◆ What you are asked to do:
Copy each line below in which the word "Chiudi" occurs.

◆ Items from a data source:
╔══

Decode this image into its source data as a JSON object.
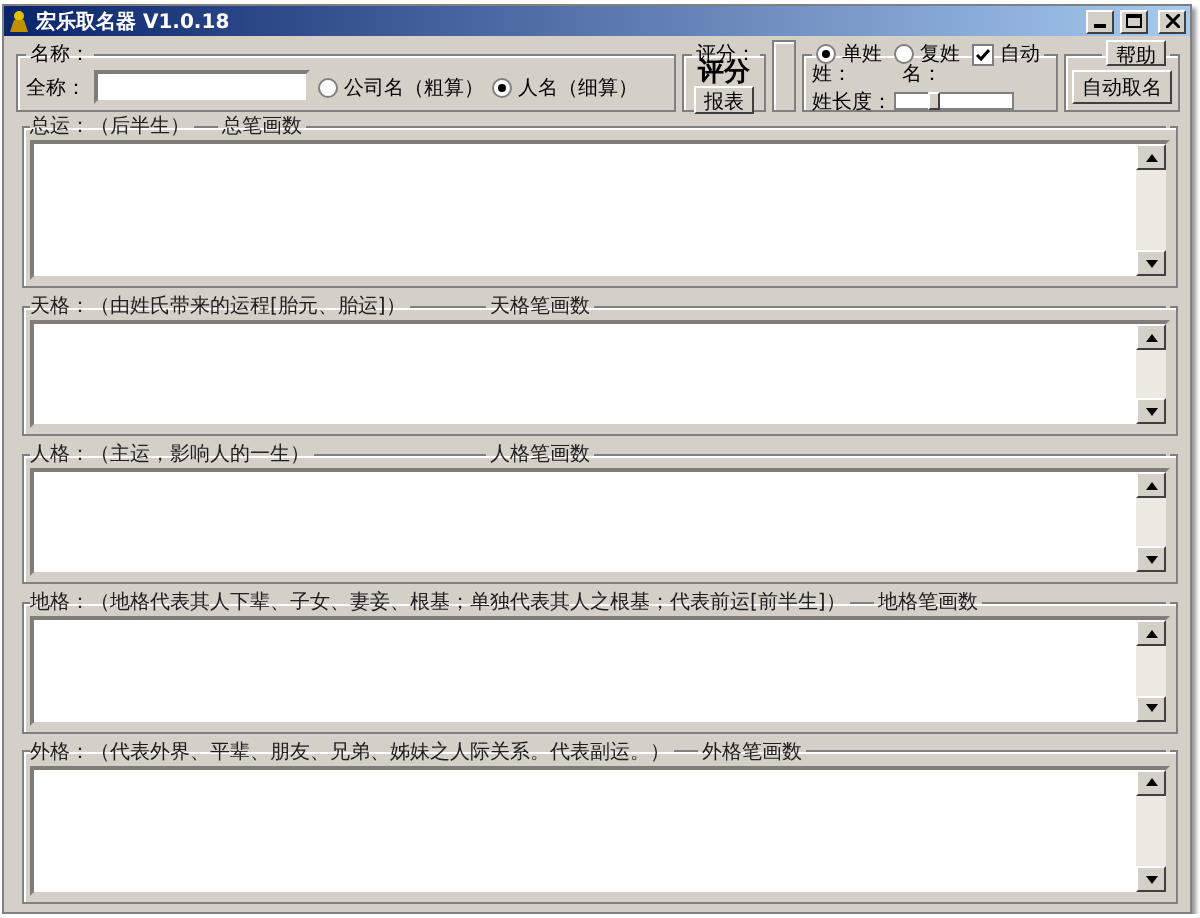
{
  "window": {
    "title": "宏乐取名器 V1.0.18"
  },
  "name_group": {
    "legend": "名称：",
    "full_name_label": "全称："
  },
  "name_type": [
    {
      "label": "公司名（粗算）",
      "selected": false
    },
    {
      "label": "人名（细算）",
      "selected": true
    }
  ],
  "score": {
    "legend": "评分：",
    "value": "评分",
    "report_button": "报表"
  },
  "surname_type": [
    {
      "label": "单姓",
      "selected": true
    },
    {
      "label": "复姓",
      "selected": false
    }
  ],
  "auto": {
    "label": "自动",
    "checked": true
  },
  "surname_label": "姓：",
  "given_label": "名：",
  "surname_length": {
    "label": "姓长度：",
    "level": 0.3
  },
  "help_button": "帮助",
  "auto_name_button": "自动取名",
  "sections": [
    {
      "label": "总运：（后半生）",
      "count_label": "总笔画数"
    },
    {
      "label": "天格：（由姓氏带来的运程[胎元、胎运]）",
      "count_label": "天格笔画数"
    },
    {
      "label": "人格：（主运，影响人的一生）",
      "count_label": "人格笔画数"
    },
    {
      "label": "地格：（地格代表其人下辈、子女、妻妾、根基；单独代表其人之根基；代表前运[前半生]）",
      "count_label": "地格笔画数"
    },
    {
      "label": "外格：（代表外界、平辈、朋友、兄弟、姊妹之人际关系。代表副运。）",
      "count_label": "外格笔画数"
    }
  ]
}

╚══
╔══

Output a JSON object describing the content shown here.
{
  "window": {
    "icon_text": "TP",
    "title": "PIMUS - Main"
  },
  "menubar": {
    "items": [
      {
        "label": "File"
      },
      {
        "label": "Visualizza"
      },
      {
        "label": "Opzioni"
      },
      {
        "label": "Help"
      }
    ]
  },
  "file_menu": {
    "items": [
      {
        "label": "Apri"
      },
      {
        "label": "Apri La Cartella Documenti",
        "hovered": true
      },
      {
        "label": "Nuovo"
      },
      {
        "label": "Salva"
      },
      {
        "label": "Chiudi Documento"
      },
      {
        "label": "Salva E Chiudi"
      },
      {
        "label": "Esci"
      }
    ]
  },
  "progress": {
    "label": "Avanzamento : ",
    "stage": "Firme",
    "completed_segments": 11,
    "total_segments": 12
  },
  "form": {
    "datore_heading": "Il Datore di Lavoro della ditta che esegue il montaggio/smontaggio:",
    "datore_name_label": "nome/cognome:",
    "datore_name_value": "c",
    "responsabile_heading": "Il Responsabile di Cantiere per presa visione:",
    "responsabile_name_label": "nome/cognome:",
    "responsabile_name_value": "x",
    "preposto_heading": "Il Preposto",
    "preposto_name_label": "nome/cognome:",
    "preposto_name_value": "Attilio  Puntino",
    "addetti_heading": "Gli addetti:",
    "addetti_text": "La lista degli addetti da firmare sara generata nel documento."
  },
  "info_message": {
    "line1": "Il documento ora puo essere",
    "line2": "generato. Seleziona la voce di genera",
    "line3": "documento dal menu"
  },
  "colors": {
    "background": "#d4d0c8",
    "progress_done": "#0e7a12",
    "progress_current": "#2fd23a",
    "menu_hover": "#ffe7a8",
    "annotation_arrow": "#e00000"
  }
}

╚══

◆ Your solution:
        "label": "Chiudi Documento"
        "label": "Salva E Chiudi"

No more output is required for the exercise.